In August 2015, the British Columbia Supreme Court ("BCSC") held that purchasing a competitor’s trademark as a keyword for search engines (e.g., Google) is not in itself sufficient to constitute infringement of a common law trademark. Additionally, the BCSC determined that the time to make the assessment as to whether the defendant’s activity is likely to cause consumer confusion, is not when the consumer reviews the initial results page created by the search engine, but rather once the consumer reached the defendant’s actual website.
The plaintiff, Vancouver Community College, claimed that the defendant, Vancouver Career College, misrepresented its educational services as being those of the plaintiff, inter alia, via keyword advertising. The plaintiff argued for common law trademark rights in the term “VCC” as a short form of its name. In a decision issued in January 2016, the British Columbia Court of Appeal (“BCCA”) overturned the above decision of the BCSC. The BCCA reversed the ultimate outcome of the action as well as some of the legal points set out by the BCSC concerning keyword advertising (the BCCA determined that a misrepresentation by the defendant had taken place and that the defendant was therefore liable for trademark infringement).
In addition, the BCCA affirmed the BCSC's finding that solely purchasing a competitor’s trademark as a keyword is not in itself sufficient to constitute a trademark infringement. What matters is the nature and content of the sponsored link, which appears as a result of the keyword and the message it conveys to the consumer. The BCCA also held that the appropriate time to consider confusion is when the consumer views the search engine results page, and not subsequently, when the consumer reaches the defendant’s actual website.

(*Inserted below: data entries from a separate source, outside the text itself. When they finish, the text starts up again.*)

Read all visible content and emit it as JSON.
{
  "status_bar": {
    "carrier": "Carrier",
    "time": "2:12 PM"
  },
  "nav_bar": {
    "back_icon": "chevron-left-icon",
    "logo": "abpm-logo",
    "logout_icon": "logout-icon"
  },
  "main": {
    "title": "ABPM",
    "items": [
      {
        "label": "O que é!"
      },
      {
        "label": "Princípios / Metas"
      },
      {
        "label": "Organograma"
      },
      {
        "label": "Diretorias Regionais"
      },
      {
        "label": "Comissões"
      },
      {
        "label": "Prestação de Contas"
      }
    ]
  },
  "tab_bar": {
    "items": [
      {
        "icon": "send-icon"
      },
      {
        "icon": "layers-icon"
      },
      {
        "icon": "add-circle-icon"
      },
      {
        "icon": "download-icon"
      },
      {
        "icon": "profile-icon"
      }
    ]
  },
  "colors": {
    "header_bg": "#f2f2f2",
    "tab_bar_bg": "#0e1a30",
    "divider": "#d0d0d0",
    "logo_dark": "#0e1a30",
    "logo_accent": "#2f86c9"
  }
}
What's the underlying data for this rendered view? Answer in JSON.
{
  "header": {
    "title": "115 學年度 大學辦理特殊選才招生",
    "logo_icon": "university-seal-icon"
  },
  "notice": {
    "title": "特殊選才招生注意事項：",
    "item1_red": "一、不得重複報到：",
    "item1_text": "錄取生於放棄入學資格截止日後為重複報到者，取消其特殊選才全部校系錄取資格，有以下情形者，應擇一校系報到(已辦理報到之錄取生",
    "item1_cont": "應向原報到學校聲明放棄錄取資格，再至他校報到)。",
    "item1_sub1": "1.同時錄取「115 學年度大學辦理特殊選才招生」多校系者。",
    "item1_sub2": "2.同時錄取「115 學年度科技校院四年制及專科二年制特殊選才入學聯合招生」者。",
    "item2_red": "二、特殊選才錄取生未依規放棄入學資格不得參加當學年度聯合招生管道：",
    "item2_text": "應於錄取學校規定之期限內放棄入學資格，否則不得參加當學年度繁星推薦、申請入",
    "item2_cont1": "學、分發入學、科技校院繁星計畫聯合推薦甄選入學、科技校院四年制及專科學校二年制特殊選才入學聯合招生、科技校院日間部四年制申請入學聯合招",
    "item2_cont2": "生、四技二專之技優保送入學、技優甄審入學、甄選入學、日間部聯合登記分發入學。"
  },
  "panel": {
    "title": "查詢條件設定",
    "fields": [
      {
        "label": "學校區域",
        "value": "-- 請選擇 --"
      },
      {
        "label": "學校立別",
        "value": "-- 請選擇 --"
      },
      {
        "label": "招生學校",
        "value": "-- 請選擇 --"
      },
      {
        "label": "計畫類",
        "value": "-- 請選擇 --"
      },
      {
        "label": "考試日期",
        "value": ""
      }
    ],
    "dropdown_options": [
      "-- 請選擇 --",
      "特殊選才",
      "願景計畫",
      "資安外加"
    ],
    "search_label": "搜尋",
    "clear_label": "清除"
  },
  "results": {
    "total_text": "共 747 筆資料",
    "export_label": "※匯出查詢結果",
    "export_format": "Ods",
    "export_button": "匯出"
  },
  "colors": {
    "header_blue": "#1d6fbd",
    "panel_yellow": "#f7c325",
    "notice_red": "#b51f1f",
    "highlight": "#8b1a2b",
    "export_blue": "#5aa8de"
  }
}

We strongly recommend companies that purchase competitors’ keywords as part of their advertising and search engine optimization strategy to ensure that they comply with the various applicable legal rules.